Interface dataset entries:
—————

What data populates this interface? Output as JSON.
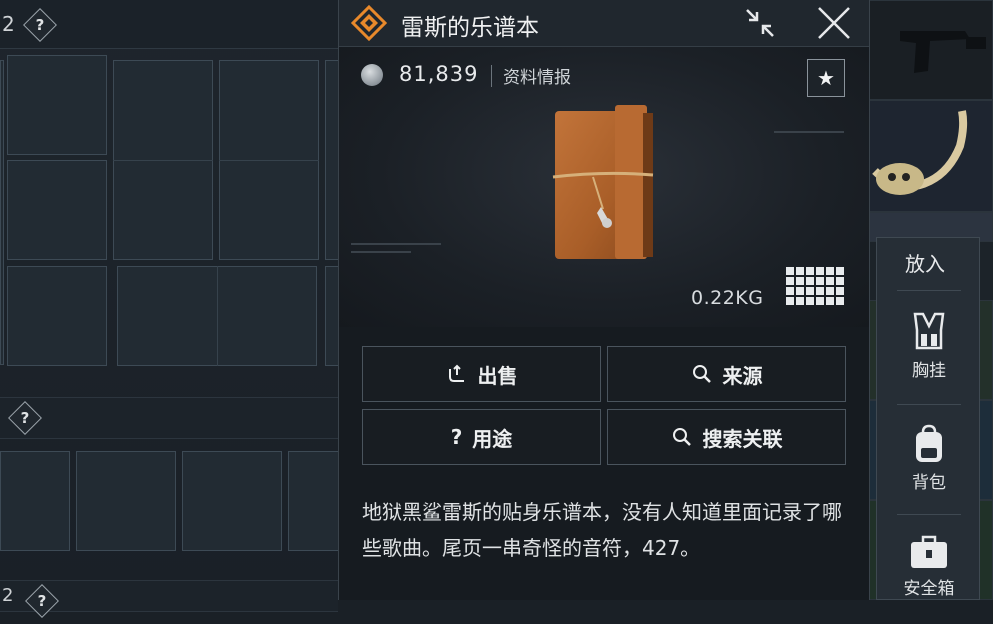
{
  "left": {
    "slot_count": "2",
    "help_marks": [
      "?",
      "?",
      "?"
    ],
    "bottom_slot_count": "2"
  },
  "item_panel": {
    "title": "雷斯的乐谱本",
    "price": "81,839",
    "info_link": "资料情报",
    "favorite_icon": "star-icon",
    "weight": "0.22KG",
    "size_grid": {
      "cols": 6,
      "rows": 4
    },
    "actions": [
      {
        "label": "出售",
        "icon": "sell-icon"
      },
      {
        "label": "来源",
        "icon": "search-icon"
      },
      {
        "label": "用途",
        "icon": "question-icon"
      },
      {
        "label": "搜索关联",
        "icon": "search-icon"
      }
    ],
    "description": "地狱黑鲨雷斯的贴身乐谱本，没有人知道里面记录了哪些歌曲。尾页一串奇怪的音符，427。"
  },
  "side_menu": {
    "title": "放入",
    "items": [
      {
        "label": "胸挂",
        "icon": "chest-rig-icon"
      },
      {
        "label": "背包",
        "icon": "backpack-icon"
      },
      {
        "label": "安全箱",
        "icon": "safe-box-icon"
      }
    ]
  },
  "colors": {
    "accent_orange": "#e8892b",
    "panel_bg": "#161b20",
    "item_leather": "#b5652b"
  }
}
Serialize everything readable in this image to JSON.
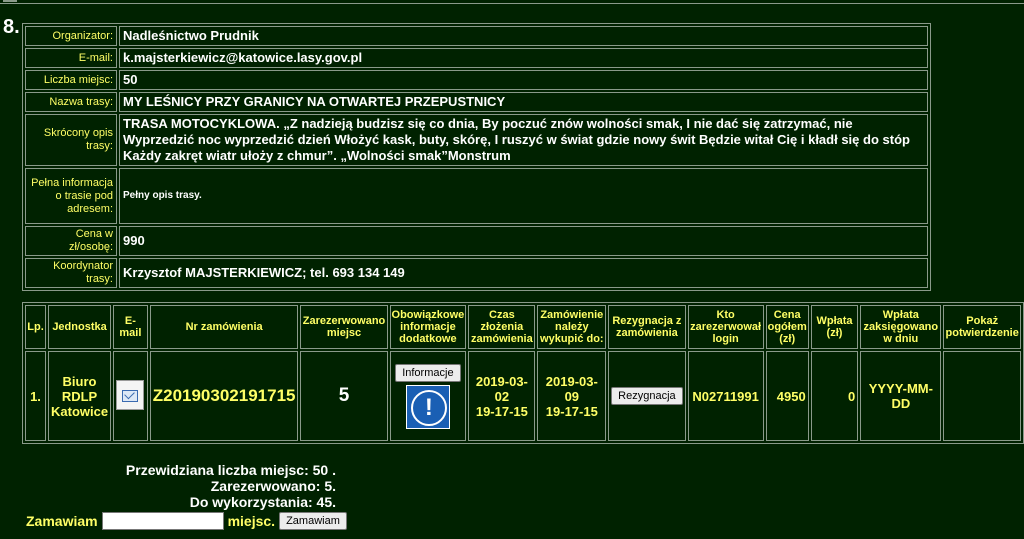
{
  "section_number": "8.",
  "info": {
    "organizer_label": "Organizator:",
    "organizer": "Nadleśnictwo Prudnik",
    "email_label": "E-mail:",
    "email": "k.majsterkiewicz@katowice.lasy.gov.pl",
    "seats_label": "Liczba miejsc:",
    "seats": "50",
    "route_name_label": "Nazwa trasy:",
    "route_name": "MY LEŚNICY PRZY GRANICY NA OTWARTEJ PRZEPUSTNICY",
    "short_desc_label": "Skrócony opis trasy:",
    "short_desc": "TRASA MOTOCYKLOWA. „Z nadzieją budzisz się co dnia, By poczuć znów wolności smak, I nie dać się zatrzymać, nie Wyprzedzić noc wyprzedzić dzień Włożyć kask, buty, skórę, I ruszyć w świat gdzie nowy świt Będzie witał Cię i kładł się do stóp Każdy zakręt wiatr ułoży z chmur”. „Wolności smak”Monstrum",
    "full_info_label": "Pełna informacja o trasie pod adresem:",
    "full_info": "Pełny opis trasy.",
    "price_label": "Cena w zł/osobę:",
    "price": "990",
    "coordinator_label": "Koordynator trasy:",
    "coordinator": "Krzysztof MAJSTERKIEWICZ; tel. 693 134 149"
  },
  "orders": {
    "headers": [
      "Lp.",
      "Jednostka",
      "E-mail",
      "Nr zamówienia",
      "Zarezerwowano miejsc",
      "Obowiązkowe informacje dodatkowe",
      "Czas złożenia zamówienia",
      "Zamówienie należy wykupić do:",
      "Rezygnacja z zamówienia",
      "Kto zarezerwował login",
      "Cena ogółem (zł)",
      "Wpłata (zł)",
      "Wpłata zaksięgowano w dniu",
      "Pokaż potwierdzenie"
    ],
    "rows": [
      {
        "lp": "1.",
        "unit": "Biuro RDLP Katowice",
        "order_no": "Z20190302191715",
        "reserved": "5",
        "info_button": "Informacje",
        "created_date": "2019-03-02",
        "created_time": "19-17-15",
        "due_date": "2019-03-09",
        "due_time": "19-17-15",
        "cancel_button": "Rezygnacja",
        "login": "N02711991",
        "total": "4950",
        "paid": "0",
        "booked_on": "YYYY-MM-DD",
        "confirmation": ""
      }
    ]
  },
  "summary": {
    "expected": "Przewidziana liczba miejsc: 50 .",
    "reserved": "Zarezerwowano: 5.",
    "available": "Do wykorzystania: 45."
  },
  "order_form": {
    "prefix": "Zamawiam",
    "input_value": "",
    "suffix": "miejsc.",
    "button": "Zamawiam"
  }
}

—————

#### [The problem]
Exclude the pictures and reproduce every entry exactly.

#### [Task result]
What data populates this interface? Output as JSON.
{
  "left": {
    "slot_count": "2",
    "help_marks": [
      "?",
      "?",
      "?"
    ],
    "bottom_slot_count": "2"
  },
  "item_panel": {
    "title": "雷斯的乐谱本",
    "price": "81,839",
    "info_link": "资料情报",
    "favorite_icon": "star-icon",
    "weight": "0.22KG",
    "size_grid": {
      "cols": 6,
      "rows": 4
    },
    "actions": [
      {
        "label": "出售",
        "icon": "sell-icon"
      },
      {
        "label": "来源",
        "icon": "search-icon"
      },
      {
        "label": "用途",
        "icon": "question-icon"
      },
      {
        "label": "搜索关联",
        "icon": "search-icon"
      }
    ],
    "description": "地狱黑鲨雷斯的贴身乐谱本，没有人知道里面记录了哪些歌曲。尾页一串奇怪的音符，427。"
  },
  "side_menu": {
    "title": "放入",
    "items": [
      {
        "label": "胸挂",
        "icon": "chest-rig-icon"
      },
      {
        "label": "背包",
        "icon": "backpack-icon"
      },
      {
        "label": "安全箱",
        "icon": "safe-box-icon"
      }
    ]
  },
  "colors": {
    "accent_orange": "#e8892b",
    "panel_bg": "#161b20",
    "item_leather": "#b5652b"
  }
}
Serialize everything readable in this image to JSON.
{
  "section_number": "8.",
  "info": {
    "organizer_label": "Organizator:",
    "organizer": "Nadleśnictwo Prudnik",
    "email_label": "E-mail:",
    "email": "k.majsterkiewicz@katowice.lasy.gov.pl",
    "seats_label": "Liczba miejsc:",
    "seats": "50",
    "route_name_label": "Nazwa trasy:",
    "route_name": "MY LEŚNICY PRZY GRANICY NA OTWARTEJ PRZEPUSTNICY",
    "short_desc_label": "Skrócony opis trasy:",
    "short_desc": "TRASA MOTOCYKLOWA. „Z nadzieją budzisz się co dnia, By poczuć znów wolności smak, I nie dać się zatrzymać, nie Wyprzedzić noc wyprzedzić dzień Włożyć kask, buty, skórę, I ruszyć w świat gdzie nowy świt Będzie witał Cię i kładł się do stóp Każdy zakręt wiatr ułoży z chmur”. „Wolności smak”Monstrum",
    "full_info_label": "Pełna informacja o trasie pod adresem:",
    "full_info": "Pełny opis trasy.",
    "price_label": "Cena w zł/osobę:",
    "price": "990",
    "coordinator_label": "Koordynator trasy:",
    "coordinator": "Krzysztof MAJSTERKIEWICZ; tel. 693 134 149"
  },
  "orders": {
    "headers": [
      "Lp.",
      "Jednostka",
      "E-mail",
      "Nr zamówienia",
      "Zarezerwowano miejsc",
      "Obowiązkowe informacje dodatkowe",
      "Czas złożenia zamówienia",
      "Zamówienie należy wykupić do:",
      "Rezygnacja z zamówienia",
      "Kto zarezerwował login",
      "Cena ogółem (zł)",
      "Wpłata (zł)",
      "Wpłata zaksięgowano w dniu",
      "Pokaż potwierdzenie"
    ],
    "rows": [
      {
        "lp": "1.",
        "unit": "Biuro RDLP Katowice",
        "order_no": "Z20190302191715",
        "reserved": "5",
        "info_button": "Informacje",
        "created_date": "2019-03-02",
        "created_time": "19-17-15",
        "due_date": "2019-03-09",
        "due_time": "19-17-15",
        "cancel_button": "Rezygnacja",
        "login": "N02711991",
        "total": "4950",
        "paid": "0",
        "booked_on": "YYYY-MM-DD",
        "confirmation": ""
      }
    ]
  },
  "summary": {
    "expected": "Przewidziana liczba miejsc: 50 .",
    "reserved": "Zarezerwowano: 5.",
    "available": "Do wykorzystania: 45."
  },
  "order_form": {
    "prefix": "Zamawiam",
    "input_value": "",
    "suffix": "miejsc.",
    "button": "Zamawiam"
  }
}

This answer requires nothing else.